INSTRUCTIONS FOR THE TASK -> Begin with the line containing "Convert this screenshot" and reproduce it and all later lines exactly, through the last line of the records. Add nothing else.

__________________________________________________

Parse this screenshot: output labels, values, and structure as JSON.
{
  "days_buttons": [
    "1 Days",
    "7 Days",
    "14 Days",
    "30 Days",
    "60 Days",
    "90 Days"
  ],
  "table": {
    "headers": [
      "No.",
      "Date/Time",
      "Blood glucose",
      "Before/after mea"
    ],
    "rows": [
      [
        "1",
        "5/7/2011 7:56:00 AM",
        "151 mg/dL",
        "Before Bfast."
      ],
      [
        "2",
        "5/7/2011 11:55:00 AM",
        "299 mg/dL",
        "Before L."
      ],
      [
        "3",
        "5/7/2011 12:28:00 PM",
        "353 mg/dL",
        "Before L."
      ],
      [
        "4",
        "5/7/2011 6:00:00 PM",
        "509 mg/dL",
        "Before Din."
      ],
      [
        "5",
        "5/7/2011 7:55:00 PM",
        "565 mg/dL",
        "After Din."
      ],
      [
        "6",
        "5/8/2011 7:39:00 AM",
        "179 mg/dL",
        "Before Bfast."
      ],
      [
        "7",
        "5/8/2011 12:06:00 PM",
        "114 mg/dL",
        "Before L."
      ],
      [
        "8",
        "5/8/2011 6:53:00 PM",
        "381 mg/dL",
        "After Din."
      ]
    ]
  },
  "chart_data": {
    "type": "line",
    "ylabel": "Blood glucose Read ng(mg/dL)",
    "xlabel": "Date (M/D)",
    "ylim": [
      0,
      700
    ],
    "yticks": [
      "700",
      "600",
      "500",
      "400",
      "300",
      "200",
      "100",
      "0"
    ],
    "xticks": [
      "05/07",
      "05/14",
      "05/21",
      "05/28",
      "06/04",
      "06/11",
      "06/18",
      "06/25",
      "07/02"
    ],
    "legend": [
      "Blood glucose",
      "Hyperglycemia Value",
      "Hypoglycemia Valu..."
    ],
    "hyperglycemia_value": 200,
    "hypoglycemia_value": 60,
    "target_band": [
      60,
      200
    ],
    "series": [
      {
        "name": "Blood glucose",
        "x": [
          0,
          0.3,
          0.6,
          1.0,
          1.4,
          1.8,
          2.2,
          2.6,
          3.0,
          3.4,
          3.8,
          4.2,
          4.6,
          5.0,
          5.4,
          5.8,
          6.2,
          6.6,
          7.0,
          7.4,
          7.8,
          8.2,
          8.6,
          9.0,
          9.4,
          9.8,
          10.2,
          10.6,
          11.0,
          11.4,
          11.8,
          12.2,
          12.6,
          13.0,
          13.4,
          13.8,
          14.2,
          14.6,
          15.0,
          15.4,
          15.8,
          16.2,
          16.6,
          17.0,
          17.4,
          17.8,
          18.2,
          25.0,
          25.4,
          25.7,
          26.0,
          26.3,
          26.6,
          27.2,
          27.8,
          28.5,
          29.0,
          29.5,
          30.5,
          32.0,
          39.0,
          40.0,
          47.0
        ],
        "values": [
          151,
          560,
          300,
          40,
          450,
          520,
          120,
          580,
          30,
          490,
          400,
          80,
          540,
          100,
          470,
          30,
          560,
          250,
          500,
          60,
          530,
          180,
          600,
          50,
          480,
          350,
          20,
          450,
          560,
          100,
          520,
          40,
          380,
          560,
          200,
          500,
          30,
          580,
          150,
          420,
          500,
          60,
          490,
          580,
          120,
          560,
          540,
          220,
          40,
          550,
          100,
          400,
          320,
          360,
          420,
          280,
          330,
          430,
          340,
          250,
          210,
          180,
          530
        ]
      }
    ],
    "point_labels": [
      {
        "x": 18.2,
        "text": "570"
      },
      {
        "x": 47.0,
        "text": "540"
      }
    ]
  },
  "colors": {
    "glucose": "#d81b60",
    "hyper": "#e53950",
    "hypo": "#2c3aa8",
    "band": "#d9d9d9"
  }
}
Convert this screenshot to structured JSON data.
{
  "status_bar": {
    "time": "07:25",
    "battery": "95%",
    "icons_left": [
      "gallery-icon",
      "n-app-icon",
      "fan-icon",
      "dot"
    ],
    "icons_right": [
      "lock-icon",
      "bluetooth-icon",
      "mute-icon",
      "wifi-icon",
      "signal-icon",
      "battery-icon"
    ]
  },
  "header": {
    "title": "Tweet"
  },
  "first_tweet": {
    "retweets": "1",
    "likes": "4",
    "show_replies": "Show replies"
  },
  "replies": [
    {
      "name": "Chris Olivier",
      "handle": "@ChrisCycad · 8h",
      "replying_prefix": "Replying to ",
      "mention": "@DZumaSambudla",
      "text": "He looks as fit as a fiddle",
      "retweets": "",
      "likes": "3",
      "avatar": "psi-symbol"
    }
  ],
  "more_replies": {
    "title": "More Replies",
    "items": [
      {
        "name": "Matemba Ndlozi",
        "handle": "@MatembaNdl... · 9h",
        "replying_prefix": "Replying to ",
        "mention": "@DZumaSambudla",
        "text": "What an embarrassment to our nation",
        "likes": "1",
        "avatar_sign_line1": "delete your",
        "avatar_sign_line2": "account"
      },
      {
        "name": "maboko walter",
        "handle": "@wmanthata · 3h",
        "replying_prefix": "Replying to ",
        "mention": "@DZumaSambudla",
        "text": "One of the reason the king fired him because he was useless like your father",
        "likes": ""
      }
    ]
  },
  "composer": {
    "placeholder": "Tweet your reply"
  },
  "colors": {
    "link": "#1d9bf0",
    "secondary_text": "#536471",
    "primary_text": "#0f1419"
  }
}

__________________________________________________

ANSWER FOR THIS EXERCISE ->
Convert this screenshot to structured JSON data.
{
  "status_bar": {
    "time": "07:25",
    "battery": "95%",
    "icons_left": [
      "gallery-icon",
      "n-app-icon",
      "fan-icon",
      "dot"
    ],
    "icons_right": [
      "lock-icon",
      "bluetooth-icon",
      "mute-icon",
      "wifi-icon",
      "signal-icon",
      "battery-icon"
    ]
  },
  "header": {
    "title": "Tweet"
  },
  "first_tweet": {
    "retweets": "1",
    "likes": "4",
    "show_replies": "Show replies"
  },
  "replies": [
    {
      "name": "Chris Olivier",
      "handle": "@ChrisCycad · 8h",
      "replying_prefix": "Replying to ",
      "mention": "@DZumaSambudla",
      "text": "He looks as fit as a fiddle",
      "retweets": "",
      "likes": "3",
      "avatar": "psi-symbol"
    }
  ],
  "more_replies": {
    "title": "More Replies",
    "items": [
      {
        "name": "Matemba Ndlozi",
        "handle": "@MatembaNdl... · 9h",
        "replying_prefix": "Replying to ",
        "mention": "@DZumaSambudla",
        "text": "What an embarrassment to our nation",
        "likes": "1",
        "avatar_sign_line1": "delete your",
        "avatar_sign_line2": "account"
      },
      {
        "name": "maboko walter",
        "handle": "@wmanthata · 3h",
        "replying_prefix": "Replying to ",
        "mention": "@DZumaSambudla",
        "text": "One of the reason the king fired him because he was useless like your father",
        "likes": ""
      }
    ]
  },
  "composer": {
    "placeholder": "Tweet your reply"
  },
  "colors": {
    "link": "#1d9bf0",
    "secondary_text": "#536471",
    "primary_text": "#0f1419"
  }
}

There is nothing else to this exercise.